Public opposition to Israeli concessions on the Golan Heights mounted this week as Prime Minister Yitzhak Rabin reiterated readiness to give up parts of the strategic heights in exchange for peace with Syria.
Thousands of demonstrators at Ben-Gurion Airport chanted “Rabin is a traitor” and carried placards claiming Israeli sovereignty over the Golan to convey a message to Israeli negotiators departing Sunday for Washington to resume peace talks after a 10-day recess.
Itamar Rabinovich, head of Israel’s negotiating team with Syria, was handed a letter by right-wing Knesset members but refused to comment on its contents beyond telling reporters he was carrying out the instructions of the government.
The demonstration was part of wider public action planned by the Golan lobby, amid growing debate over the fate of the plateau overlooking northern Galilee.

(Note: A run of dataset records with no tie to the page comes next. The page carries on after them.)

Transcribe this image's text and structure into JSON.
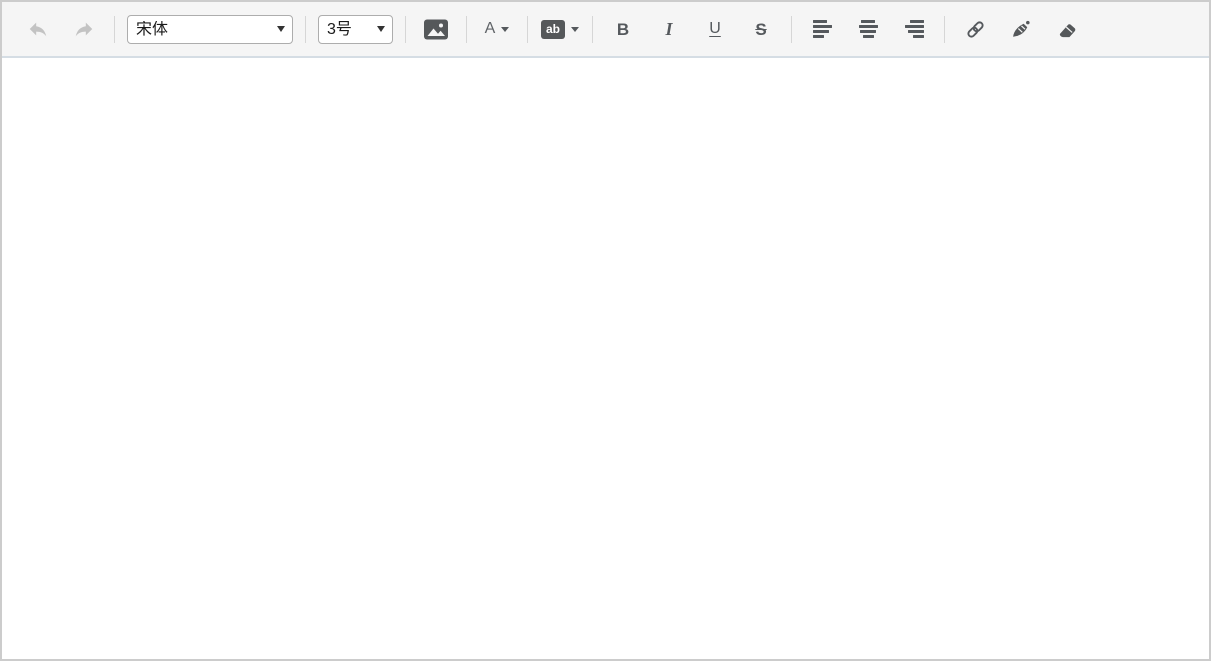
{
  "editor": {
    "toolbar": {
      "font_family": {
        "value": "宋体"
      },
      "font_size": {
        "value": "3号"
      },
      "labels": {
        "font_color": "A",
        "highlight": "ab",
        "bold": "B",
        "italic": "I",
        "underline": "U",
        "strikethrough": "S"
      },
      "icon_names": [
        "undo-icon",
        "redo-icon",
        "caret-down-icon",
        "image-icon",
        "align-left-icon",
        "align-center-icon",
        "align-right-icon",
        "link-icon",
        "brush-icon",
        "eraser-icon"
      ]
    },
    "content": {
      "text": ""
    },
    "colors": {
      "toolbar_bg": "#f5f5f5",
      "toolbar_rule": "#d5dde4",
      "outer_border": "#cccccc",
      "icon_gray": "#55595d",
      "disabled_gray": "#c3c3c3",
      "dark_chip": "#55585a"
    }
  }
}
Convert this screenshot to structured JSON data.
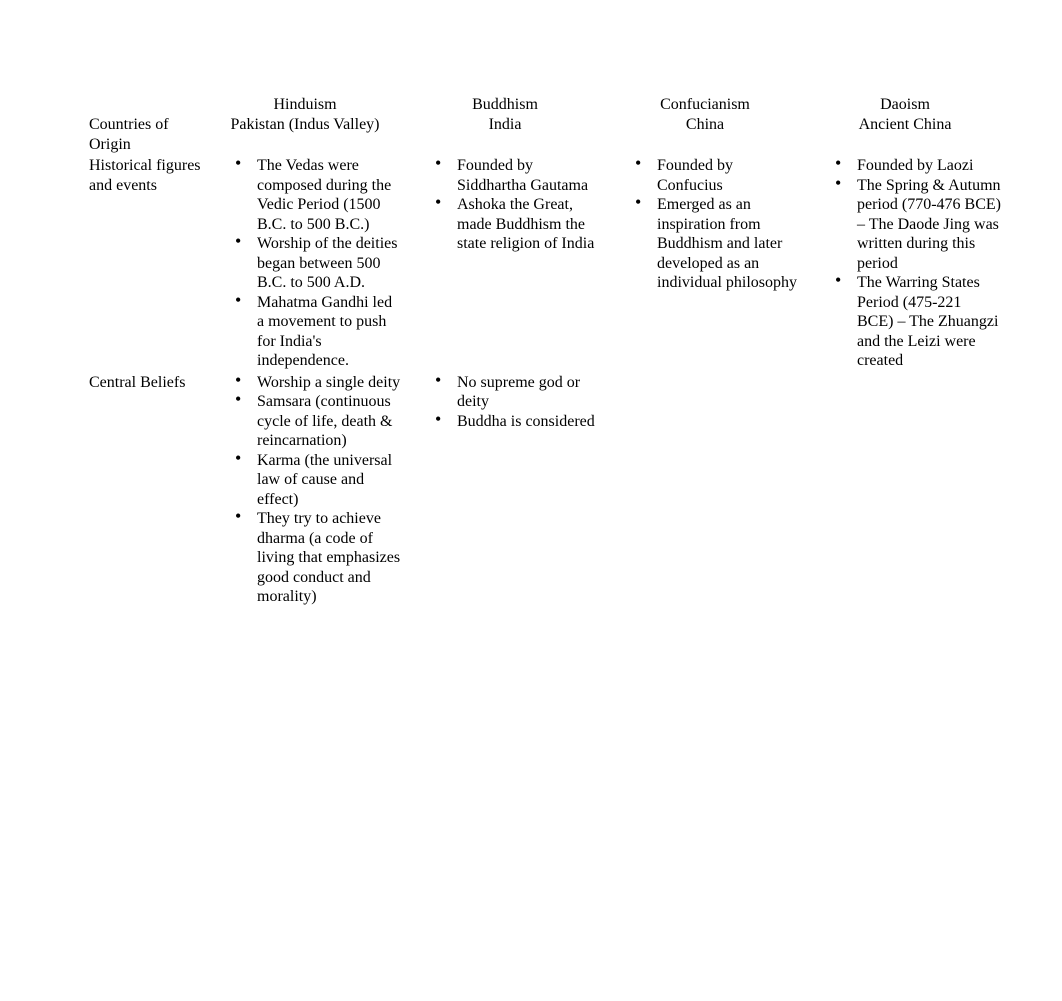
{
  "headers": {
    "col1": "Hinduism",
    "col2": "Buddhism",
    "col3": "Confucianism",
    "col4": "Daoism"
  },
  "rows": {
    "origin": {
      "label": "Countries of Origin",
      "col1": "Pakistan (Indus Valley)",
      "col2": "India",
      "col3": "China",
      "col4": "Ancient China"
    },
    "historical": {
      "label": "Historical figures and events",
      "col1": {
        "items": [
          "The Vedas were composed during the Vedic Period (1500 B.C. to 500 B.C.)",
          "Worship of the deities began between 500 B.C. to 500 A.D.",
          "Mahatma Gandhi led a movement to push for India's independence."
        ]
      },
      "col2": {
        "items": [
          "Founded by Siddhartha Gautama",
          "Ashoka the Great, made Buddhism the state religion of India"
        ]
      },
      "col3": {
        "items": [
          "Founded by Confucius",
          "Emerged as an inspiration from Buddhism and later developed as an individual philosophy"
        ]
      },
      "col4": {
        "items": [
          "Founded by Laozi",
          "The Spring & Autumn period (770-476 BCE) – The Daode Jing was written during this period",
          "The Warring States Period (475-221 BCE) – The Zhuangzi and the Leizi were created"
        ]
      }
    },
    "beliefs": {
      "label": "Central Beliefs",
      "col1": {
        "items": [
          "Worship a single deity",
          "Samsara (continuous cycle of life, death & reincarnation)",
          "Karma (the universal law of cause and effect)",
          "They try to achieve dharma (a code of living that emphasizes good conduct and morality)"
        ]
      },
      "col2": {
        "visible": [
          "No supreme god or deity",
          "Buddha is considered"
        ]
      }
    }
  }
}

Knesset member Rafael Eitan of the right-wing opposition Tsomet party told reporters on the Golan there would never be peace with the Arabs and that the most Israel could hope for was a non-aggression treaty.
He was touring the heights Sunday with other members of the Knesset who support continued Israeli control of the Golan as an expression of solidarity with the 13,000 settlers in the region.
The issue has divided the Labor camp’s own kibbutz movement, triggered controversy over the intentions of the late Prime Minister Menachem Begin in respect to the area and prompted a halachic controversy over the measure of sanctity to be accorded the territory.
Within the Labor-affiliated settlement sector, the United Kibbutz Movement last week endorsed government policy on the Golan. Countering, members of kibbutzim on the heights circulated a petition over the weekend calling on the movement to take a stand opposing territorial compromise on the Golan.
Concern that the issue could divide the kibbutz movement was expressed by Moshe Peled, of Kibbutz Beit Hashita, a Tsomet Knesset member and a member of the kibbutz movement’s central committee.
Perceptions of Begin’s view of the Golan’s future received sharply different expression as both sides sought support for their views in those of Likud’s undisputed ideological leader.
Begin’s longtime personal secretary, Yehiel Kadishai, said the late prime minister had been opposed to any withdrawal from the Golan.
Kadishai was responding to a claim that Begin left the door open for negotiations with the Syrians by refraining from imposing Israeli sovereignty on the area in drawing up the Golan Law 13 years ago.
Police Minister Moshe Shahal of Labor said that by this action, Begin left a window open for territorial compromise.
But Begin associates and right-wing leaders denied this interpretation.
Former Prime Minister Yitzhak Shamir, in a telephone interview from Moscow, where he was on a visit, said the longtime Likud leader would never have given up any territory in the Golan.
Geula Cohen, former Knesset member for the right-wing Tehiya party, said Begin had told her party the Golan Law was intended to prevent Israel’s withdrawal from the Golan “ever.”
Moreover, the late premier intended to extend Israeli law to the West Bank as well in the absence of progress in talks with the Palestinians, five years after the signing of the Camp David accords, Cohen said.
However, the parliamentary record shows that Begin in 1981 told the Knesset the Golan Law did not mean the annexation of the Golan and that it would not prevent negotiations with the Syrians “once they are ready to negotiate.”
At the time Begin was responding to Amnon Rubinstein of the center-left Shinui party, who is today minister of energy and infrastructure.
Rabbinical leaders are at odds as well over the Golan.
Rabbi Shlomo Goren, a former chief rabbi, said over the weekend that the Golan is not part of the biblical Land of Israel and there is therefore no obligation to keep it.
Moreover, Syria represents the one real threat to Israel, said Rabbi Goren. “Anyone who dreams he will make peace with the entire world and not return the Golan in return for peace with Syria is leading the people astray,” he said.
But Rabbi Shaul Israeli, the head of Yeshivat Harav in Jerusalem, disagreed, saying there are several levels of sanctity in the Land of Israel. The Golan is not as sacred as other areas, he said, but it is still part of the country and should not be given up.
Moreover, yielding the Golan would have implications for other, more sacred areas of the land. Even Jordan is part of the settlement map of the people of Israel, he said.
Judging by political movement on the ground, the heated debate is premature.
Rabin met over the weekend with the heads of the Israeli negotiating teams and reportedly gave them no new instructions, certainly none that would mean any withdrawal from the Golan soon.
The prime minister reportedly wants a clear Syrian response on President Hafez Assad’s concept of peace with Israel before Jerusalem discloses what it is prepared to give up.
An idea raised unofficially here of leasing the land from Syrians was rejected outright over the weekend by Syrian Foreign Minister Farouk al-Sharaa, who dismissed it as “ridiculous and silly.”
The feeling in Jerusalem as negotiators prepared to resume talks in Washington was that clarification of questions from the other side should be followed by raising the level of talks to that of foreign ministers or, alternatively, that a Camp David-style meeting should be convened, with active American mediation.